■ **Records for the exercise**
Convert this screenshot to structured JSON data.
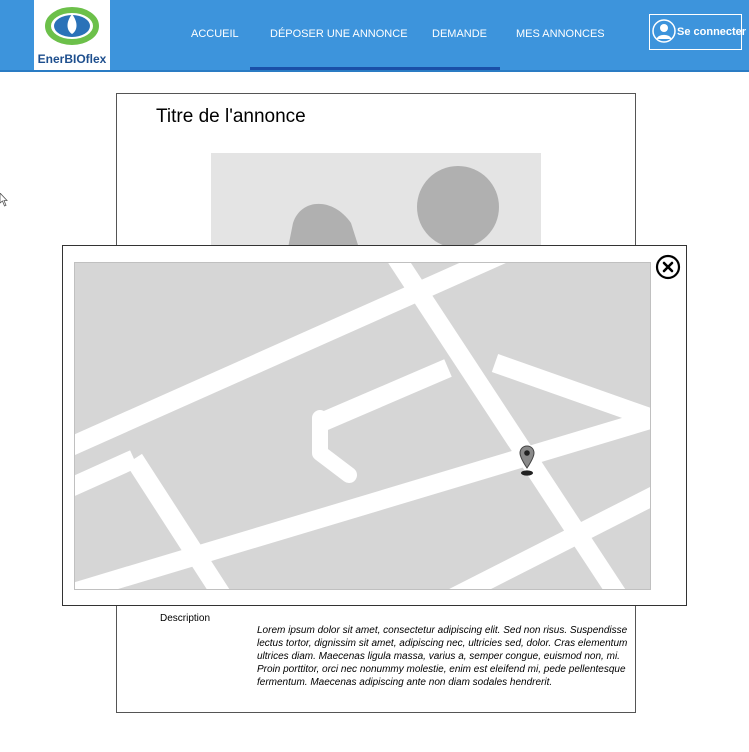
{
  "header": {
    "logo_text": "EnerBIOflex",
    "nav": [
      "ACCUEIL",
      "DÉPOSER UNE ANNONCE",
      "DEMANDE",
      "MES ANNONCES"
    ],
    "active_nav": "DÉPOSER UNE ANNONCE",
    "login_label": "Se connecter"
  },
  "listing": {
    "title": "Titre de l'annonce",
    "description_label": "Description",
    "description_text": "Lorem ipsum dolor sit amet, consectetur adipiscing elit. Sed non risus. Suspendisse lectus tortor, dignissim sit amet, adipiscing nec, ultricies sed, dolor. Cras elementum ultrices diam. Maecenas ligula massa, varius a, semper congue, euismod non, mi. Proin porttitor, orci nec nonummy molestie, enim est eleifend mi, pede pellentesque fermentum. Maecenas adipiscing ante non diam sodales hendrerit."
  },
  "map_modal": {
    "close_icon": "close-circle-icon",
    "marker_icon": "map-pin-icon"
  },
  "colors": {
    "navbar": "#3d94dc",
    "active_indicator": "#1a4fa8",
    "map_background": "#d6d6d6",
    "map_roads": "#ffffff"
  }
}
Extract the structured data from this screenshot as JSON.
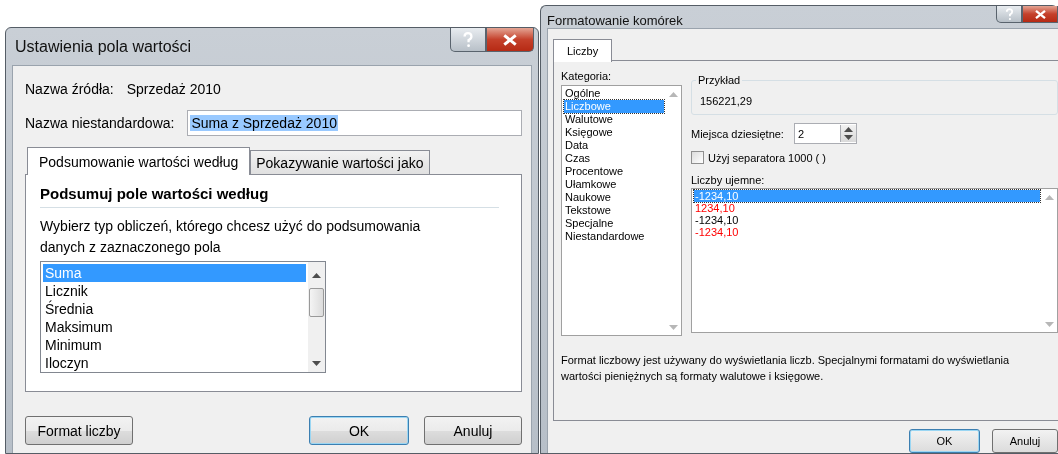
{
  "field_settings": {
    "title": "Ustawienia pola wartości",
    "source_label": "Nazwa źródła:",
    "source_value": "Sprzedaż 2010",
    "custom_name_label": "Nazwa niestandardowa:",
    "custom_name_value": "Suma z Sprzedaż 2010",
    "tabs": [
      {
        "label": "Podsumowanie wartości według",
        "selected": true
      },
      {
        "label": "Pokazywanie wartości jako",
        "selected": false
      }
    ],
    "heading": "Podsumuj pole wartości według",
    "description": "Wybierz typ obliczeń, którego chcesz użyć do podsumowania danych z zaznaczonego pola",
    "functions": [
      {
        "label": "Suma",
        "selected": true
      },
      {
        "label": "Licznik",
        "selected": false
      },
      {
        "label": "Średnia",
        "selected": false
      },
      {
        "label": "Maksimum",
        "selected": false
      },
      {
        "label": "Minimum",
        "selected": false
      },
      {
        "label": "Iloczyn",
        "selected": false
      }
    ],
    "buttons": [
      {
        "label": "Format liczby",
        "kind": "secondary"
      },
      {
        "label": "OK",
        "kind": "default"
      },
      {
        "label": "Anuluj",
        "kind": "secondary"
      }
    ]
  },
  "format_cells": {
    "title": "Formatowanie komórek",
    "tabs": [
      {
        "label": "Liczby",
        "selected": true
      }
    ],
    "category_label": "Kategoria:",
    "categories": [
      {
        "label": "Ogólne",
        "selected": false
      },
      {
        "label": "Liczbowe",
        "selected": true
      },
      {
        "label": "Walutowe",
        "selected": false
      },
      {
        "label": "Księgowe",
        "selected": false
      },
      {
        "label": "Data",
        "selected": false
      },
      {
        "label": "Czas",
        "selected": false
      },
      {
        "label": "Procentowe",
        "selected": false
      },
      {
        "label": "Ułamkowe",
        "selected": false
      },
      {
        "label": "Naukowe",
        "selected": false
      },
      {
        "label": "Tekstowe",
        "selected": false
      },
      {
        "label": "Specjalne",
        "selected": false
      },
      {
        "label": "Niestandardowe",
        "selected": false
      }
    ],
    "sample_label": "Przykład",
    "sample_value": "156221,29",
    "decimals_label": "Miejsca dziesiętne:",
    "decimals_value": "2",
    "separator": {
      "label": "Użyj separatora 1000 ( )",
      "checked": false
    },
    "negative_label": "Liczby ujemne:",
    "negative_formats": [
      {
        "label": "-1234,10",
        "red": false,
        "selected": true
      },
      {
        "label": "1234,10",
        "red": true,
        "selected": false
      },
      {
        "label": "-1234,10",
        "red": false,
        "selected": false
      },
      {
        "label": "-1234,10",
        "red": true,
        "selected": false
      }
    ],
    "description": "Format liczbowy jest używany do wyświetlania liczb. Specjalnymi formatami do wyświetlania wartości pieniężnych są formaty walutowe i księgowe.",
    "buttons": [
      {
        "label": "OK",
        "kind": "default"
      },
      {
        "label": "Anuluj",
        "kind": "secondary"
      }
    ]
  }
}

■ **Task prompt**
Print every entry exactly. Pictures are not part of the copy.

■ **Answer box**
Convert this screenshot to structured JSON data.
{
  "header": {
    "logo_text": "EnerBIOflex",
    "nav": [
      "ACCUEIL",
      "DÉPOSER UNE ANNONCE",
      "DEMANDE",
      "MES ANNONCES"
    ],
    "active_nav": "DÉPOSER UNE ANNONCE",
    "login_label": "Se connecter"
  },
  "listing": {
    "title": "Titre de l'annonce",
    "description_label": "Description",
    "description_text": "Lorem ipsum dolor sit amet, consectetur adipiscing elit. Sed non risus. Suspendisse lectus tortor, dignissim sit amet, adipiscing nec, ultricies sed, dolor. Cras elementum ultrices diam. Maecenas ligula massa, varius a, semper congue, euismod non, mi. Proin porttitor, orci nec nonummy molestie, enim est eleifend mi, pede pellentesque fermentum. Maecenas adipiscing ante non diam sodales hendrerit."
  },
  "map_modal": {
    "close_icon": "close-circle-icon",
    "marker_icon": "map-pin-icon"
  },
  "colors": {
    "navbar": "#3d94dc",
    "active_indicator": "#1a4fa8",
    "map_background": "#d6d6d6",
    "map_roads": "#ffffff"
  }
}
Extract the structured data from this screenshot as JSON.
{
  "field_settings": {
    "title": "Ustawienia pola wartości",
    "source_label": "Nazwa źródła:",
    "source_value": "Sprzedaż 2010",
    "custom_name_label": "Nazwa niestandardowa:",
    "custom_name_value": "Suma z Sprzedaż 2010",
    "tabs": [
      {
        "label": "Podsumowanie wartości według",
        "selected": true
      },
      {
        "label": "Pokazywanie wartości jako",
        "selected": false
      }
    ],
    "heading": "Podsumuj pole wartości według",
    "description": "Wybierz typ obliczeń, którego chcesz użyć do podsumowania danych z zaznaczonego pola",
    "functions": [
      {
        "label": "Suma",
        "selected": true
      },
      {
        "label": "Licznik",
        "selected": false
      },
      {
        "label": "Średnia",
        "selected": false
      },
      {
        "label": "Maksimum",
        "selected": false
      },
      {
        "label": "Minimum",
        "selected": false
      },
      {
        "label": "Iloczyn",
        "selected": false
      }
    ],
    "buttons": [
      {
        "label": "Format liczby",
        "kind": "secondary"
      },
      {
        "label": "OK",
        "kind": "default"
      },
      {
        "label": "Anuluj",
        "kind": "secondary"
      }
    ]
  },
  "format_cells": {
    "title": "Formatowanie komórek",
    "tabs": [
      {
        "label": "Liczby",
        "selected": true
      }
    ],
    "category_label": "Kategoria:",
    "categories": [
      {
        "label": "Ogólne",
        "selected": false
      },
      {
        "label": "Liczbowe",
        "selected": true
      },
      {
        "label": "Walutowe",
        "selected": false
      },
      {
        "label": "Księgowe",
        "selected": false
      },
      {
        "label": "Data",
        "selected": false
      },
      {
        "label": "Czas",
        "selected": false
      },
      {
        "label": "Procentowe",
        "selected": false
      },
      {
        "label": "Ułamkowe",
        "selected": false
      },
      {
        "label": "Naukowe",
        "selected": false
      },
      {
        "label": "Tekstowe",
        "selected": false
      },
      {
        "label": "Specjalne",
        "selected": false
      },
      {
        "label": "Niestandardowe",
        "selected": false
      }
    ],
    "sample_label": "Przykład",
    "sample_value": "156221,29",
    "decimals_label": "Miejsca dziesiętne:",
    "decimals_value": "2",
    "separator": {
      "label": "Użyj separatora 1000 ( )",
      "checked": false
    },
    "negative_label": "Liczby ujemne:",
    "negative_formats": [
      {
        "label": "-1234,10",
        "red": false,
        "selected": true
      },
      {
        "label": "1234,10",
        "red": true,
        "selected": false
      },
      {
        "label": "-1234,10",
        "red": false,
        "selected": false
      },
      {
        "label": "-1234,10",
        "red": true,
        "selected": false
      }
    ],
    "description": "Format liczbowy jest używany do wyświetlania liczb. Specjalnymi formatami do wyświetlania wartości pieniężnych są formaty walutowe i księgowe.",
    "buttons": [
      {
        "label": "OK",
        "kind": "default"
      },
      {
        "label": "Anuluj",
        "kind": "secondary"
      }
    ]
  }
}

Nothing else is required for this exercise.